EXERCISE DATA:
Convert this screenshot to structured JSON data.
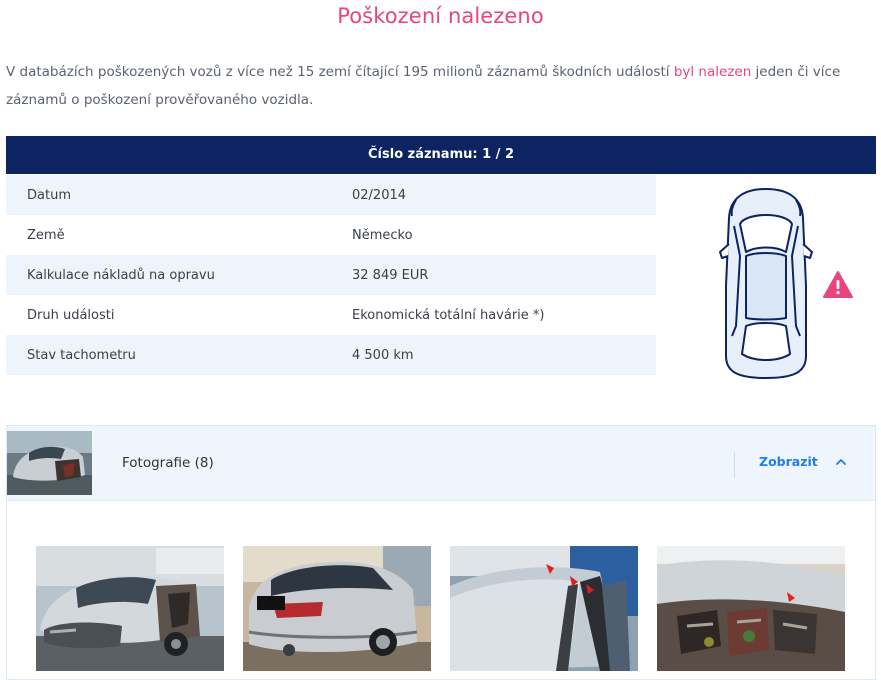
{
  "page": {
    "title": "Poškození nalezeno",
    "intro": {
      "before": "V databázích poškozených vozů z více než 15 zemí čítající 195 milionů záznamů škodních událostí ",
      "highlight": "byl nalezen",
      "after": " jeden či více záznamů o poškození prověřovaného vozidla."
    }
  },
  "record": {
    "header": "Číslo záznamu: 1 / 2",
    "rows": [
      {
        "label": "Datum",
        "value": "02/2014"
      },
      {
        "label": "Země",
        "value": "Německo"
      },
      {
        "label": "Kalkulace nákladů na opravu",
        "value": "32 849 EUR"
      },
      {
        "label": "Druh události",
        "value": "Ekonomická totální havárie *)"
      },
      {
        "label": "Stav tachometru",
        "value": "4 500 km"
      }
    ]
  },
  "photos": {
    "label": "Fotografie (8)",
    "show_label": "Zobrazit"
  },
  "colors": {
    "accent_pink": "#e8457a",
    "header_navy": "#0c2461",
    "link_blue": "#1f7ee8",
    "warning_red": "#e8457a"
  },
  "icons": {
    "car": "car-top-view-icon",
    "warning": "warning-triangle-icon",
    "chevron": "chevron-up-icon"
  }
}
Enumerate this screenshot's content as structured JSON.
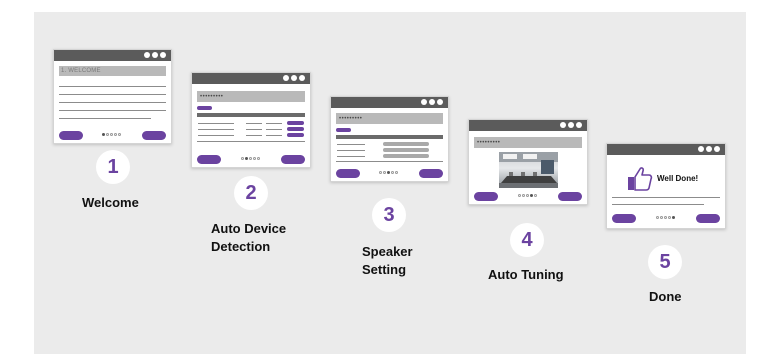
{
  "steps": [
    {
      "number": "1",
      "label_line1": "Welcome",
      "label_line2": "",
      "screen_title": "1. WELCOME"
    },
    {
      "number": "2",
      "label_line1": "Auto Device",
      "label_line2": "Detection",
      "screen_title": "•••••••••"
    },
    {
      "number": "3",
      "label_line1": "Speaker",
      "label_line2": "Setting",
      "screen_title": "•••••••••"
    },
    {
      "number": "4",
      "label_line1": "Auto Tuning",
      "label_line2": "",
      "screen_title": "•••••••••"
    },
    {
      "number": "5",
      "label_line1": "Done",
      "label_line2": "",
      "screen_title": "",
      "message": "Well Done!"
    }
  ],
  "colors": {
    "accent": "#6b43a0",
    "titlebar": "#5b5b5b",
    "panel": "#ebebeb",
    "bar": "#b9b9b9"
  },
  "icons": [
    "window-controls-icon",
    "thumbs-up-icon",
    "conference-room-image"
  ]
}
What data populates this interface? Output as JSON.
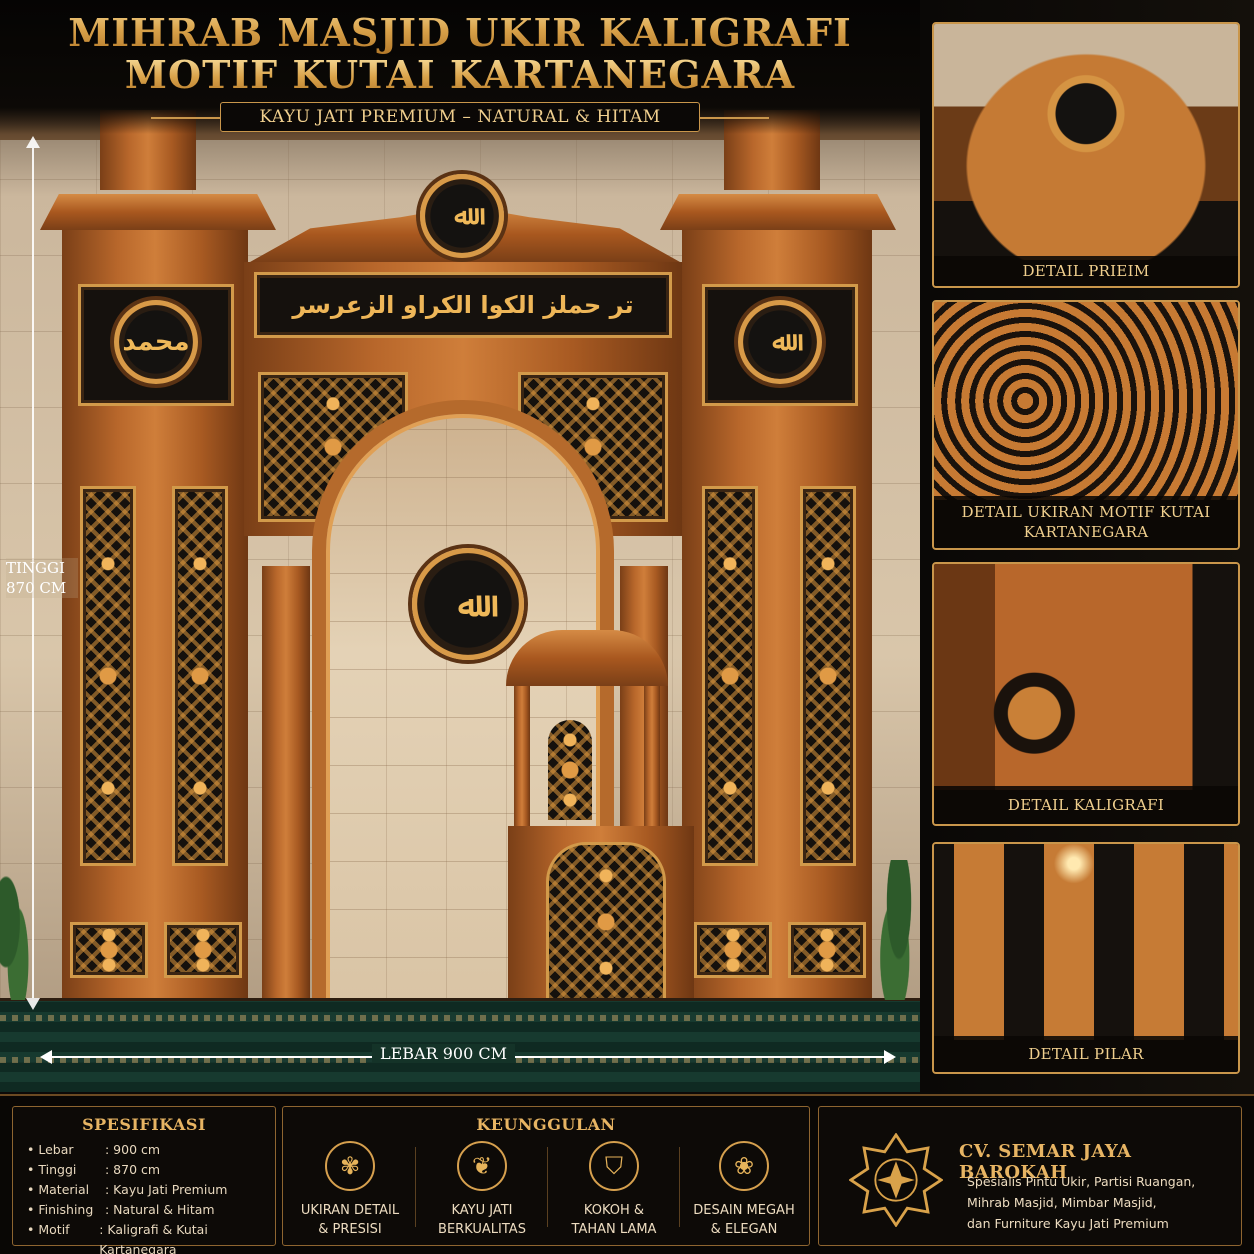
{
  "header": {
    "title_line1": "MIHRAB MASJID UKIR KALIGRAFI",
    "title_line2": "MOTIF KUTAI KARTANEGARA",
    "subtitle": "KAYU JATI PREMIUM – NATURAL & HITAM"
  },
  "dimensions": {
    "height_label": "TINGGI\n870 CM",
    "width_label": "LEBAR 900 CM"
  },
  "calligraphy": {
    "allah": "ﷲ",
    "muhammad": "محمد",
    "top_band": "تر حملز الكوا الكراو الزعرسر"
  },
  "details": [
    {
      "caption": "DETAIL PRIEIM",
      "icon": "crown-carving"
    },
    {
      "caption": "DETAIL UKIRAN MOTIF KUTAI KARTANEGARA",
      "icon": "scroll-carving"
    },
    {
      "caption": "DETAIL KALIGRAFI",
      "icon": "pillar-panel"
    },
    {
      "caption": "DETAIL PILAR",
      "icon": "capital-carving"
    }
  ],
  "spesifikasi": {
    "heading": "SPESIFIKASI",
    "rows": [
      {
        "key": "Lebar",
        "value": ": 900 cm"
      },
      {
        "key": "Tinggi",
        "value": ": 870 cm"
      },
      {
        "key": "Material",
        "value": ": Kayu Jati Premium"
      },
      {
        "key": "Finishing",
        "value": ": Natural & Hitam"
      },
      {
        "key": "Motif",
        "value": ": Kaligrafi & Kutai Kartanegara"
      }
    ]
  },
  "keunggulan": {
    "heading": "KEUNGGULAN",
    "items": [
      {
        "label_1": "UKIRAN DETAIL",
        "label_2": "& PRESISI",
        "icon": "flower-icon"
      },
      {
        "label_1": "KAYU JATI",
        "label_2": "BERKUALITAS",
        "icon": "leaf-icon"
      },
      {
        "label_1": "KOKOH &",
        "label_2": "TAHAN LAMA",
        "icon": "shield-icon"
      },
      {
        "label_1": "DESAIN MEGAH",
        "label_2": "& ELEGAN",
        "icon": "lotus-icon"
      }
    ]
  },
  "company": {
    "name": "CV. SEMAR JAYA BAROKAH",
    "desc_1": "Spesialis Pintu Ukir, Partisi Ruangan,",
    "desc_2": "Mihrab Masjid, Mimbar Masjid,",
    "desc_3": "dan Furniture Kayu Jati Premium",
    "logo_icon": "ornament-star-logo"
  },
  "colors": {
    "gold": "#e6b75f",
    "teak": "#b8672b",
    "black": "#15110d",
    "carpet": "#133328"
  }
}
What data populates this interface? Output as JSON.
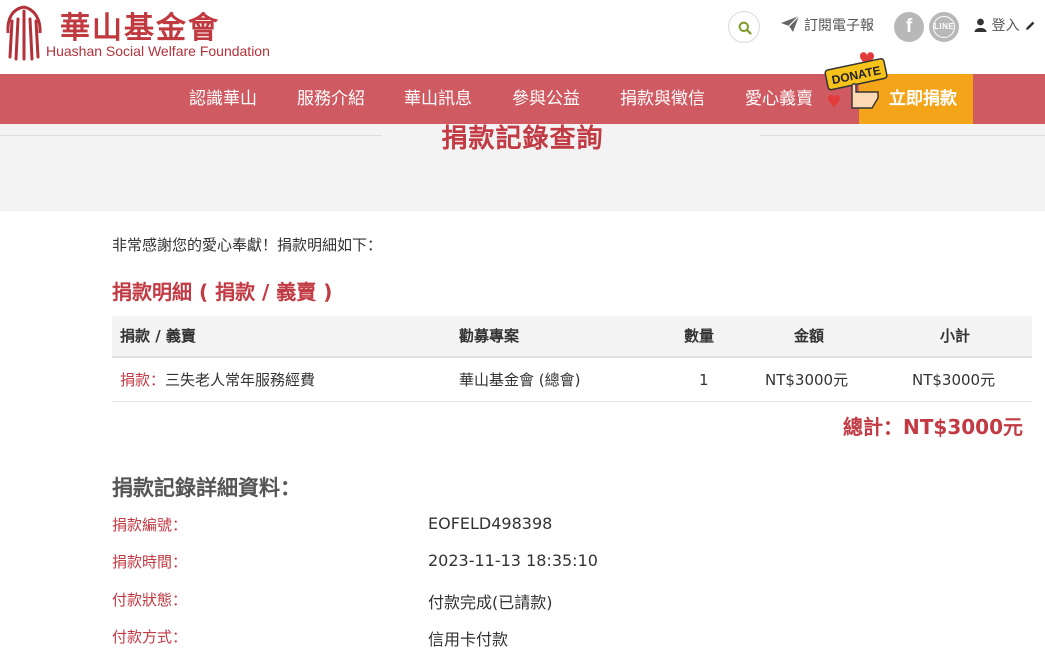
{
  "header": {
    "logo_title": "華山基金會",
    "logo_subtitle": "Huashan Social Welfare Foundation",
    "subscribe_label": "訂閱電子報",
    "facebook_glyph": "f",
    "line_glyph": "LINE",
    "login_label": "登入"
  },
  "nav": {
    "items": [
      {
        "label": "認識華山"
      },
      {
        "label": "服務介紹"
      },
      {
        "label": "華山訊息"
      },
      {
        "label": "參與公益"
      },
      {
        "label": "捐款與徵信"
      },
      {
        "label": "愛心義賣"
      }
    ],
    "donate_badge": "DONATE",
    "donate_now": "立即捐款"
  },
  "page": {
    "title": "捐款記錄查詢",
    "thanks": "非常感謝您的愛心奉獻！捐款明細如下：",
    "section_title": "捐款明細 ( 捐款 / 義賣 )"
  },
  "table": {
    "headers": [
      "捐款 / 義賣",
      "勸募專案",
      "數量",
      "金額",
      "小計"
    ],
    "rows": [
      {
        "type": "捐款：",
        "item": "三失老人常年服務經費",
        "project": "華山基金會 (總會)",
        "qty": "1",
        "amount": "NT$3000元",
        "subtotal": "NT$3000元"
      }
    ],
    "total": "總計：NT$3000元"
  },
  "details": {
    "title": "捐款記錄詳細資料：",
    "fields": [
      {
        "label": "捐款編號：",
        "value": "EOFELD498398"
      },
      {
        "label": "捐款時間：",
        "value": "2023-11-13 18:35:10"
      },
      {
        "label": "付款狀態：",
        "value": "付款完成(已請款)"
      },
      {
        "label": "付款方式：",
        "value": "信用卡付款"
      }
    ]
  },
  "colors": {
    "brand_red": "#c23a43",
    "nav_bg": "#d05a62",
    "donate_orange": "#f3a419"
  },
  "icons": [
    "logo-mark-icon",
    "search-icon",
    "paper-plane-icon",
    "facebook-icon",
    "line-icon",
    "user-icon",
    "pencil-icon",
    "donate-hand-icon"
  ]
}
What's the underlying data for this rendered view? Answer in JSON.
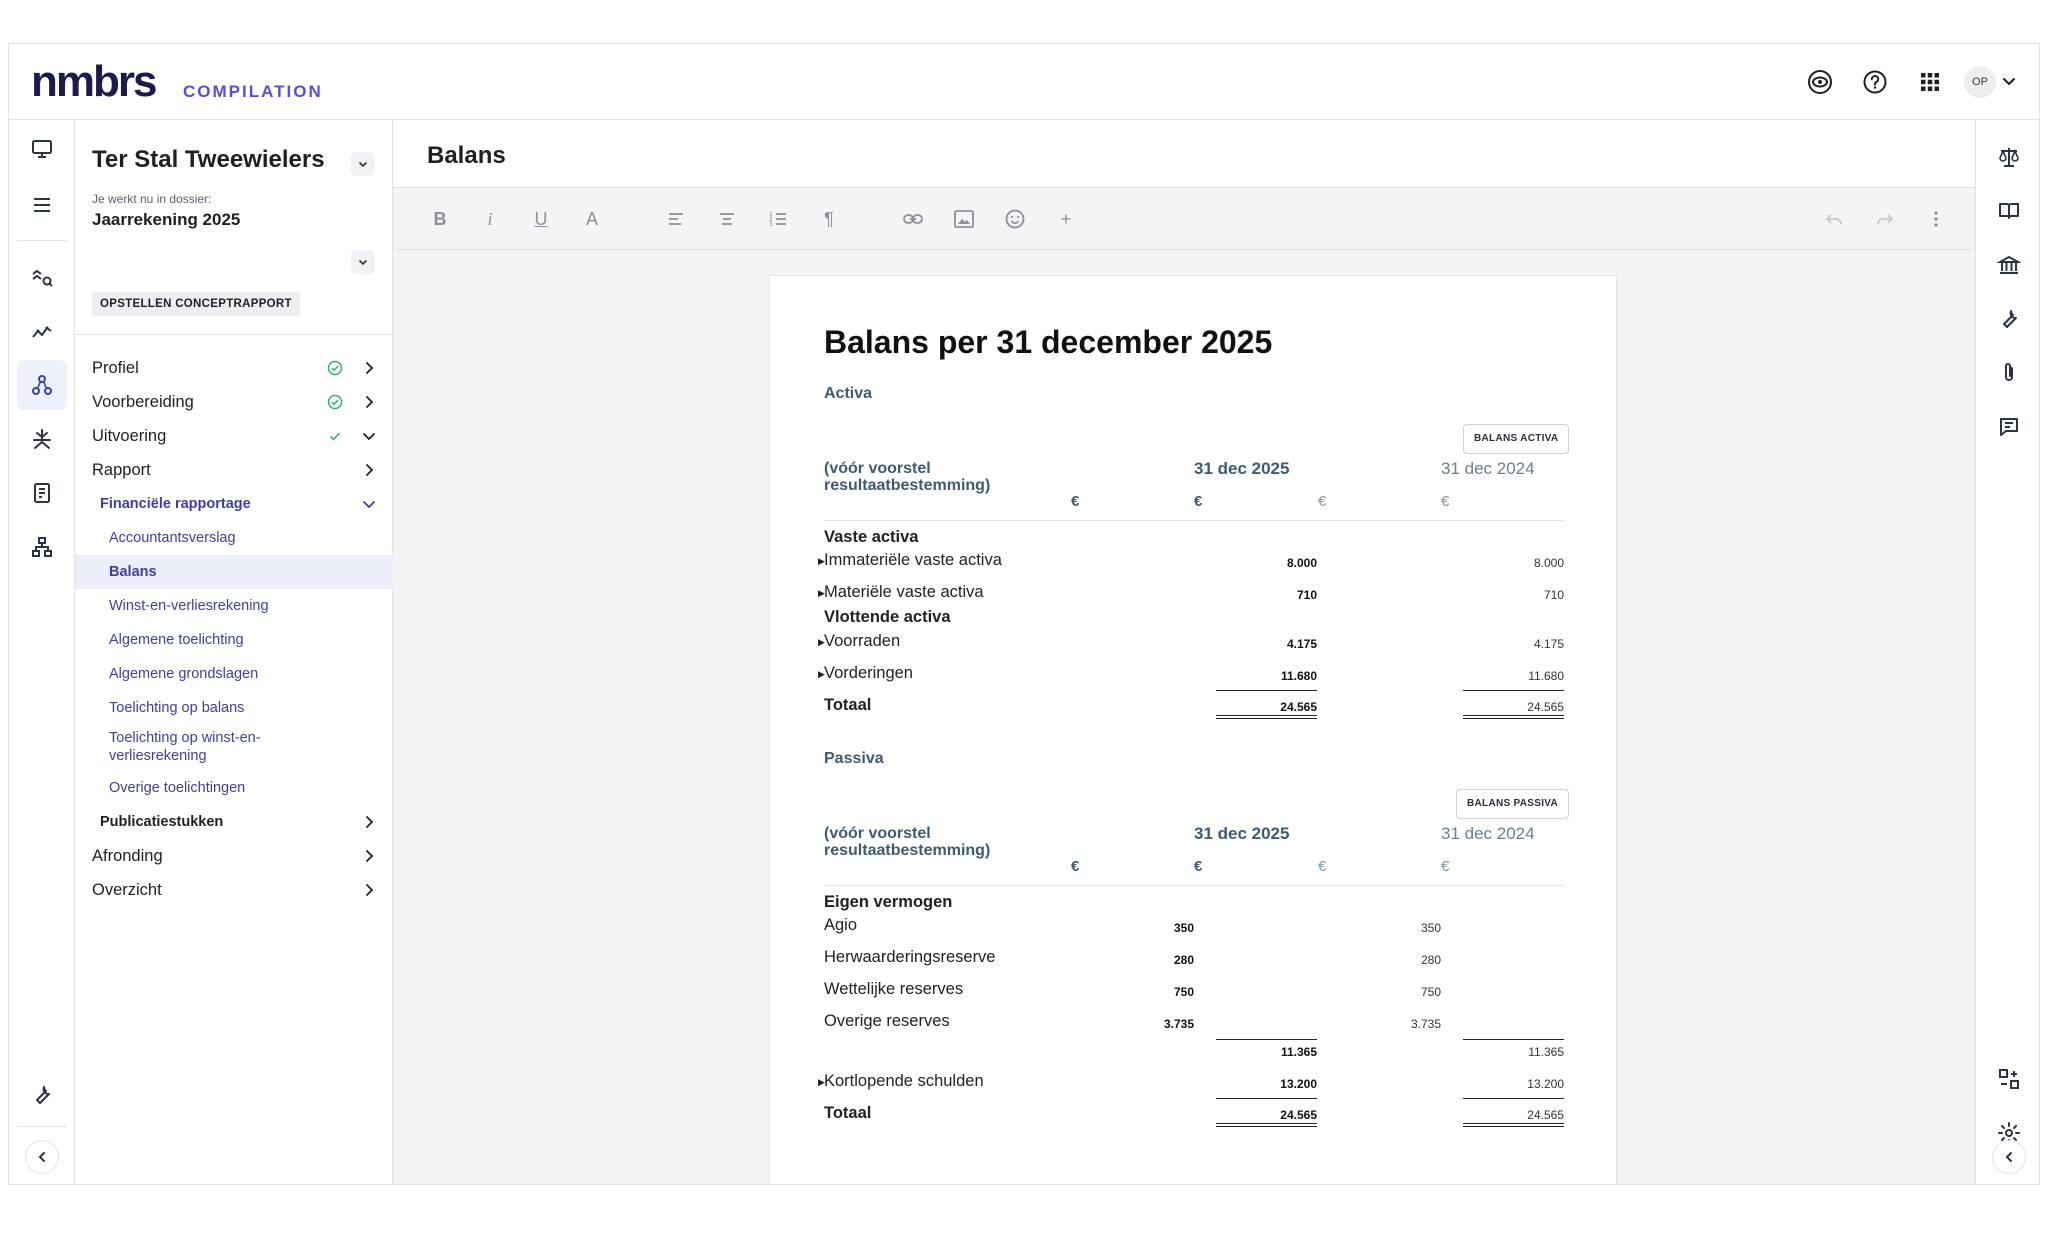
{
  "brand": {
    "logo": "nmbrs",
    "product": "COMPILATION"
  },
  "user": {
    "initials": "OP"
  },
  "client": {
    "name": "Ter Stal Tweewielers"
  },
  "dossier": {
    "label": "Je werkt nu in dossier:",
    "value": "Jaarrekening 2025",
    "status": "OPSTELLEN CONCEPTRAPPORT"
  },
  "nav": {
    "profiel": "Profiel",
    "voorbereiding": "Voorbereiding",
    "uitvoering": "Uitvoering",
    "rapport": "Rapport",
    "financiele_rapportage": "Financiële rapportage",
    "accountantsverslag": "Accountantsverslag",
    "balans": "Balans",
    "winst_verlies": "Winst-en-verliesrekening",
    "algemene_toelichting": "Algemene toelichting",
    "algemene_grondslagen": "Algemene grondslagen",
    "toelichting_balans": "Toelichting op balans",
    "toelichting_wv": "Toelichting op winst-en-verliesrekening",
    "overige_toelichtingen": "Overige toelichtingen",
    "publicatiestukken": "Publicatiestukken",
    "afronding": "Afronding",
    "overzicht": "Overzicht"
  },
  "editor": {
    "title": "Balans"
  },
  "toolbar": {
    "bold": "B",
    "italic": "i",
    "underline": "U",
    "fontsize": "A",
    "paragraph": "¶",
    "insert": "+"
  },
  "document": {
    "title": "Balans per 31 december 2025",
    "activa": {
      "heading": "Activa",
      "tag": "BALANS ACTIVA",
      "col_header": "(vóór voorstel resultaatbestemming)",
      "date_current": "31 dec 2025",
      "date_prior": "31 dec 2024",
      "currency": "€",
      "vaste_activa": "Vaste activa",
      "immaterieel": {
        "label": "Immateriële vaste activa",
        "cur": "8.000",
        "prior": "8.000"
      },
      "materieel": {
        "label": "Materiële vaste activa",
        "cur": "710",
        "prior": "710"
      },
      "vlottende_activa": "Vlottende activa",
      "voorraden": {
        "label": "Voorraden",
        "cur": "4.175",
        "prior": "4.175"
      },
      "vorderingen": {
        "label": "Vorderingen",
        "cur": "11.680",
        "prior": "11.680"
      },
      "totaal": {
        "label": "Totaal",
        "cur": "24.565",
        "prior": "24.565"
      }
    },
    "passiva": {
      "heading": "Passiva",
      "tag": "BALANS PASSIVA",
      "col_header": "(vóór voorstel resultaatbestemming)",
      "date_current": "31 dec 2025",
      "date_prior": "31 dec 2024",
      "currency": "€",
      "eigen_vermogen": "Eigen vermogen",
      "agio": {
        "label": "Agio",
        "cur": "350",
        "prior": "350"
      },
      "herwaardering": {
        "label": "Herwaarderingsreserve",
        "cur": "280",
        "prior": "280"
      },
      "wettelijke": {
        "label": "Wettelijke reserves",
        "cur": "750",
        "prior": "750"
      },
      "overige": {
        "label": "Overige reserves",
        "cur": "3.735",
        "prior": "3.735"
      },
      "subtotaal": {
        "cur": "11.365",
        "prior": "11.365"
      },
      "kortlopend": {
        "label": "Kortlopende schulden",
        "cur": "13.200",
        "prior": "13.200"
      },
      "totaal": {
        "label": "Totaal",
        "cur": "24.565",
        "prior": "24.565"
      }
    }
  }
}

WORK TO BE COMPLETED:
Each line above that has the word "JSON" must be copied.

RESULT OF THIS TASK:
Convert this screenshot to structured JSON data.
Enumerate this screenshot's content as structured JSON.
What data populates this interface? Output as JSON.
What data populates this interface? Output as JSON.
What's the underlying data for this rendered view? Answer in JSON.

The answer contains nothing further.